Discussion: Hydrogen In Oxygen Investigation, students learned that water is made up of hydrogen and oxygen in a 2:1 ratio. They have produced and tested oxygen gas via catalyzed hydrogen peroxide . The produces both hydrogen and oxygen gas (H2 and O2) through an electrochemical reaction. The stored energy of the battery is used to pull from the oxygen (the oxidation half-reaction) and give them to the hydrogen (the reduction half reaction), creating elemental oxygen and hydrogen. Hydrogen is a flammable gas. Once the vial is full of hydrogen (after 15-20 minutes) students can perform the flame test on the hydrogen. It will make a small whoosh or “woof” noise. Be sure to caution students to listen carefully and be quiet when performing flame test, or they may miss the noise. Students can repeat the procedure with the positive terminal, which will produce oxygen gas, which will cause a flame to flare, but will not produce any explosions or sound. Ask students whether they think there is a lot of hydrogen in air. If they seem unsure, remind them that it is possible to have lit candles, bonfires, etc. without having an explosion in the presence of air. Ask them to compare this with how much oxygen they believe is in the air. Again, remind them that burning and explosions can take place in the air without additional oxygen sources.

Nitrogen During the flame test demonstration, remind the students about the triangle. Ask which components are being removed from the candle by the nitrogen. Ask questions about the fog and reinforce the concepts in the component. During the balloon demonstration, describe volume as the space that occupy and explain the relationship between temperature and energy. Tell the students that when gas molecules have less energy, they move closer together. Ask students to predict what will happen when the balloon warms, and ask them to provide reasoning for their answers.

Argon Argon is the third most prevalent gas in our atmosphere. It is an (one of the Noble gases) and is not reactive. However, when an electric current passes through it, the electrons of argon absorb some of the energy and release it as visible light. Other elements exhibit similar behavior.

Evaluation: What two atoms make water? What is the ratio? Is the air we breathe only oxygen or a mixture of gases? Name two elements present in air. Is argon a reactive gas?
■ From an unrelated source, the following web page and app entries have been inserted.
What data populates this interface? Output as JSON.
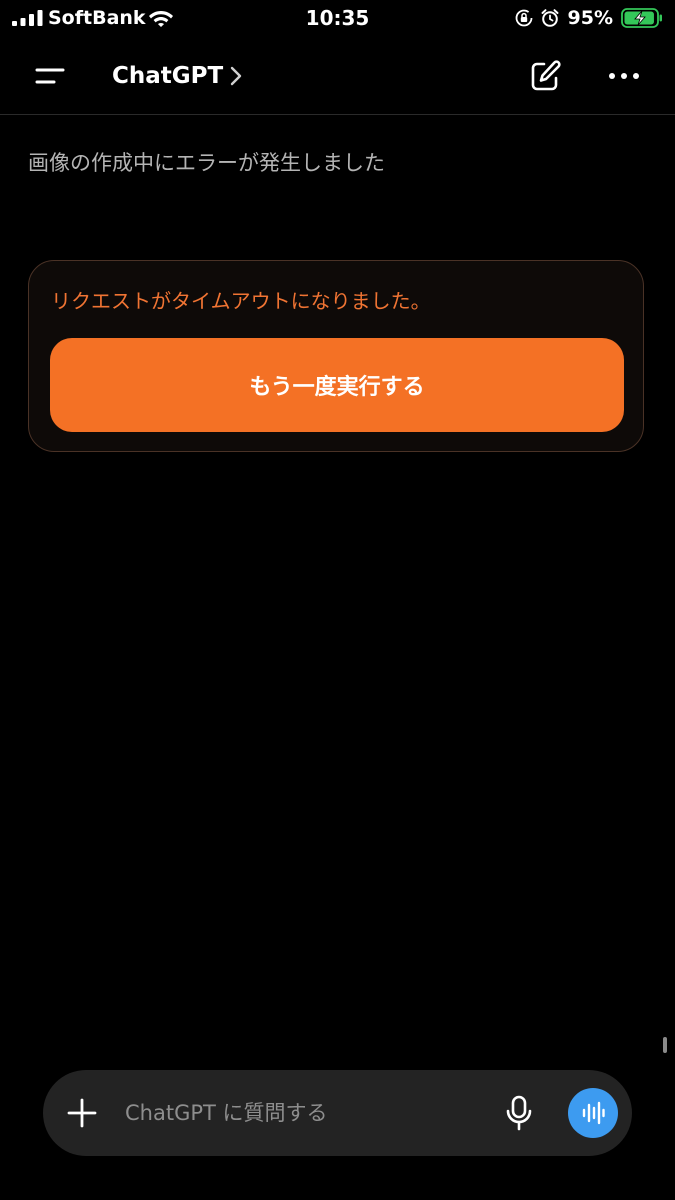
{
  "status_bar": {
    "carrier": "SoftBank",
    "time": "10:35",
    "battery_percent": "95%",
    "battery_level": 0.95,
    "charging": true,
    "icons": [
      "signal-icon",
      "wifi-icon",
      "rotation-lock-icon",
      "alarm-icon",
      "battery-charging-icon"
    ]
  },
  "nav": {
    "title": "ChatGPT",
    "icons": [
      "menu-icon",
      "chevron-right-icon",
      "compose-icon",
      "more-icon"
    ]
  },
  "content": {
    "error_message": "画像の作成中にエラーが発生しました",
    "error_card": {
      "text": "リクエストがタイムアウトになりました。",
      "retry_label": "もう一度実行する"
    }
  },
  "composer": {
    "placeholder": "ChatGPT に質問する",
    "value": "",
    "icons": [
      "plus-icon",
      "microphone-icon",
      "voice-wave-icon"
    ]
  },
  "colors": {
    "background": "#000000",
    "accent_orange": "#f47125",
    "error_text": "#f07433",
    "voice_blue": "#3d9bf0",
    "battery_green": "#34c759"
  }
}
This lesson is the product of the Institute for Chemical Education and the Nanoscale Science and Engineering Center at the University of Wisconsin-Madison. This Material is based upon work supported by the National Science Foundation under grant number DMR-0425880. SCIENCountErs Lessons are licensed under a Creative Commons Attribution- NonCommercial 4.0 International License. Permissions beyond the scope of this license may be available by emailing [email protected]